House Intelligence Committee Chairman Mike RogersMichael (Mike) Dennis RogersAfter messy Afghanistan withdrawal, questions remain Congress should control its appetite for legacy programs when increasing defense budget The Pentagon budget is already out of control: Some in Congress want to make it worse MORE (R-Mich.) accused Germany of throwing a “political temper tantrum” after ordering the CIA station chief to leave the country over allegations the U.S. had recruited two government officials to spy.
“It just doesn't seem like a very adult reaction to expel the CIA chief from Germany,” Rogers said in an interview with CNN. “And it's concerning and it's a political temper tantrum like I've never seen before that I think is not productive, it is jeopardizing both intelligence cooperation and relationships with beyond the intelligence relationship between America and Germany.”
Rogers said the expulsion, announced earlier this week, was “a huge deal,” and said he was very concerned Germany was “going to jeopardize” collaborative intelligence efforts “over this alleged incident.”
“This is something that we would expect from the Russians. We would expect from the Iranians. We would expect from the North Koreans. We don't expect from our allies, the Germans where they know of this really important intelligence relationship,” Rogers said.

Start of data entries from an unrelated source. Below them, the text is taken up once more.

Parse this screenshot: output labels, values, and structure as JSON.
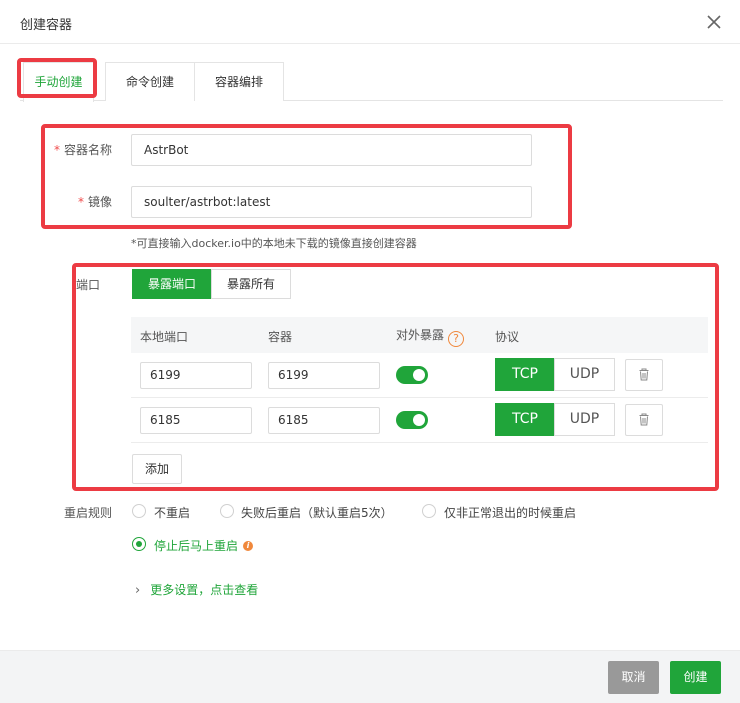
{
  "dialog": {
    "title": "创建容器"
  },
  "tabs": [
    {
      "label": "手动创建",
      "active": true
    },
    {
      "label": "命令创建",
      "active": false
    },
    {
      "label": "容器编排",
      "active": false
    }
  ],
  "form": {
    "name_label": "容器名称",
    "name_value": "AstrBot",
    "image_label": "镜像",
    "image_value": "soulter/astrbot:latest",
    "hint": "*可直接输入docker.io中的本地未下载的镜像直接创建容器"
  },
  "ports": {
    "label": "端口",
    "mode_options": [
      {
        "label": "暴露端口",
        "selected": true
      },
      {
        "label": "暴露所有",
        "selected": false
      }
    ],
    "columns": {
      "local": "本地端口",
      "container": "容器",
      "expose": "对外暴露",
      "protocol": "协议"
    },
    "help_glyph": "?",
    "rows": [
      {
        "local": "6199",
        "container": "6199",
        "expose": true,
        "protocol": "TCP"
      },
      {
        "local": "6185",
        "container": "6185",
        "expose": true,
        "protocol": "TCP"
      }
    ],
    "protocol_options": [
      "TCP",
      "UDP"
    ],
    "add_label": "添加"
  },
  "restart": {
    "label": "重启规则",
    "options": [
      {
        "label": "不重启",
        "checked": false
      },
      {
        "label": "失败后重启（默认重启5次）",
        "checked": false
      },
      {
        "label": "仅非正常退出的时候重启",
        "checked": false
      },
      {
        "label": "停止后马上重启",
        "checked": true
      }
    ],
    "info_glyph": "i"
  },
  "more": {
    "label": "更多设置，点击查看"
  },
  "footer": {
    "cancel_label": "取消",
    "create_label": "创建"
  },
  "colors": {
    "accent": "#20a53a",
    "highlight": "#ec3b43",
    "cancel": "#999999",
    "warning": "#f0883c"
  }
}
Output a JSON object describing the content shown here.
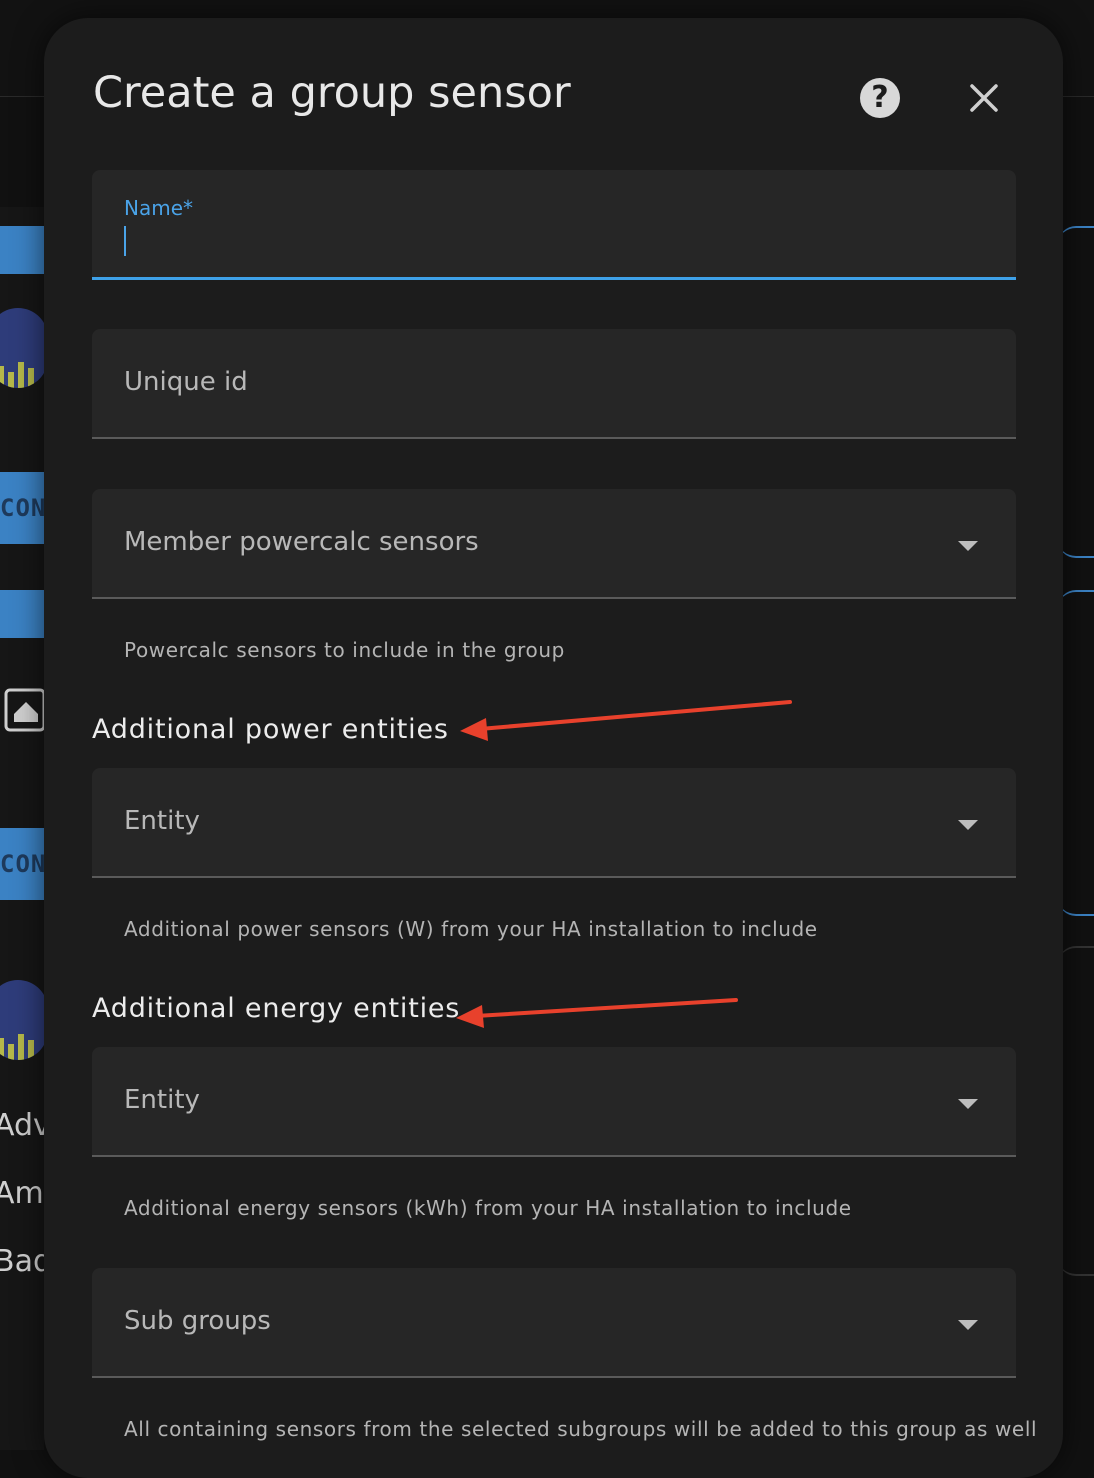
{
  "dialog": {
    "title": "Create a group sensor",
    "help_icon": "help-circle-icon",
    "close_icon": "close-icon"
  },
  "fields": {
    "name": {
      "label": "Name*",
      "value": ""
    },
    "unique_id": {
      "placeholder": "Unique id"
    },
    "member_sensors": {
      "label": "Member powercalc sensors",
      "helper": "Powercalc sensors to include in the group"
    },
    "power_entities": {
      "section_title": "Additional power entities",
      "label": "Entity",
      "helper": "Additional power sensors (W) from your HA installation to include"
    },
    "energy_entities": {
      "section_title": "Additional energy entities",
      "label": "Entity",
      "helper": "Additional energy sensors (kWh) from your HA installation to include"
    },
    "sub_groups": {
      "label": "Sub groups",
      "helper": "All containing sensors from the selected subgroups will be added to this group as well"
    }
  },
  "background": {
    "con_label_1": "CON",
    "con_label_2": "CON",
    "side_text_1": "Adva",
    "side_text_2": "Amb",
    "side_text_3": "Badi"
  },
  "colors": {
    "accent": "#3ea1e8",
    "annotation_arrow": "#e8412c",
    "dialog_bg": "#1c1c1c",
    "field_bg": "#262626"
  }
}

The Michigan Republican suggested German Chancellor Angela Merkel had taken “a political knee-jerk reaction” to the allegations. Surveillance is a particularly potent political issue in Germany, where many citizens lived under Soviet rule for decades. Merkel’s family was targeted by the East German secret police while she was growing up, and has previously expressed personal outrage over revelations the NSA was monitoring her cell phone conversations.
But Rogers said Germany was guilty of spying on the U.S. as well.
“As the chairman of the Intelligence Committee, I feel very confident in telling you and your viewers, listen, the German Intelligence Services, they're engaged in espionage including against the U.S. persons,” Rogers said. “And so I'm a little surprised by this whole reaction.”
On Saturday, Merkel said she didn’t think the U.S. would stop spying on Germany, despite the diplomatic flap.
"I think it's not that easy to convince the Americans ... to completely change the way their intelligence services work,” Merkel said in an interview with ZDF translated by the Associated Press. http://bigstory.ap.org/article/merkel-doubtful-us-will-stop-spying-germany
On Friday, White House press secretary Josh Earnest appeared to indicate the U.S. believed the alleged spying between the allies was par for the course in comments to reporters.
“Allies with sophisticated intelligence agencies like the United States and Germany understand with some degree of detail exactly what those intelligence relationships and activities entail,” Earnest said.